Realistic conflict theory (initialized RCT), also known as realistic group conflict theory (initialized RGCT), is a social psychological model of intergroup conflict. The theory explains how intergroup hostility can arise as a result of conflicting goals and competition over limited resources, and it also offers an explanation for the feelings ofprejudice and discrimination toward the outgroup that accompany the intergroup hostility. Groups may be in competition for a real or perceived scarcity of resources such as money, political power, military protection, or social status. Feelings of resentment can arise in the situation that the groups see the competition over resources as having azero-sums fate, in which only one group is the winner (obtained the needed or wanted resources) and the other loses (unable to obtain the limited resource due to the “winning” group achieving the limited resource first). The length and severity of the conflict is based upon the perceived value and shortage of the given resource. According to RCT, positive relations can only be restored if superordinate goals are in place.
The Robbers Cave Experiment by Muzafer Sherif represents one of the most widely known demonstrations of RCT. Sherif’s study was conducted over three weeks in a 200-acre summer camp in Robbers Cave State Park, Oklahoma, focusing on intergroup behavior. In this study, researchers posed as camp personnel, observing 22 eleven- and twelve-year-old boys who had never previously met and had comparable backgrounds.
The experiment was divided into three stages. The first stage being “ingroup formation”, in which upon arrival the boys were split into two approximately equal groups based on similarities.
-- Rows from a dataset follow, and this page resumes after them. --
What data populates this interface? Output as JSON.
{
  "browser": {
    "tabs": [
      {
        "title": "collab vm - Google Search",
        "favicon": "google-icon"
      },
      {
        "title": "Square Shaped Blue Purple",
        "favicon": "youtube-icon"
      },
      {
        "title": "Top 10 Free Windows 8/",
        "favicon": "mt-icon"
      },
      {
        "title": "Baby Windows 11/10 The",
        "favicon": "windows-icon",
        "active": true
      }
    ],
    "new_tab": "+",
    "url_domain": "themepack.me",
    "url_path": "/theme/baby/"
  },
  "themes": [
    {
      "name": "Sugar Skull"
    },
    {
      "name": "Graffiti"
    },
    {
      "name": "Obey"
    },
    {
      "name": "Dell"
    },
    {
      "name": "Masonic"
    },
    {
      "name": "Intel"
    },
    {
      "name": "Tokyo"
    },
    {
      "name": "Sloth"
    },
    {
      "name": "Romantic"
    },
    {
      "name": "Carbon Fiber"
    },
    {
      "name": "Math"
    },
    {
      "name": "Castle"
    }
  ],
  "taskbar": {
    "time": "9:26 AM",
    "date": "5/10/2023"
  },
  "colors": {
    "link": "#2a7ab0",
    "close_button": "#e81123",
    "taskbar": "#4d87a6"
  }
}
Each group was unaware of the other group’s presence. The second stage was the “friction phase”, wherein the groups were entered in competition with one another in various camp games. Valued prizes were awarded to the winners. This caused both groups to develop negative attitudes and behaviors towards the outgroup. The third and final stage was the “integration stage”. During this stage, tensions between the groups were reduced through teamwork-driven tasks that required intergroup cooperation.
Sherif made several conclusions based on the three-stage Robbers Cave Experiment. From the study, he determined that because the groups were created to be approximately equal, individual differences are not necessary or responsible for intergroup conflict to occur. As seen in the study when the boys were competing in camp games for valued prizes, Sherif noted that hostile and aggressive attitudes toward an outgroup arise when groups compete for resources that only one group can attain. Sherif also establishes that contact with an outgroup is insufficient, by itself, to reduce negative attitudes. Finally, he concludes that friction between groups can be reduced along with positive intergroup relations maintained, only in the presence of superordinate goals that promote united, cooperative action.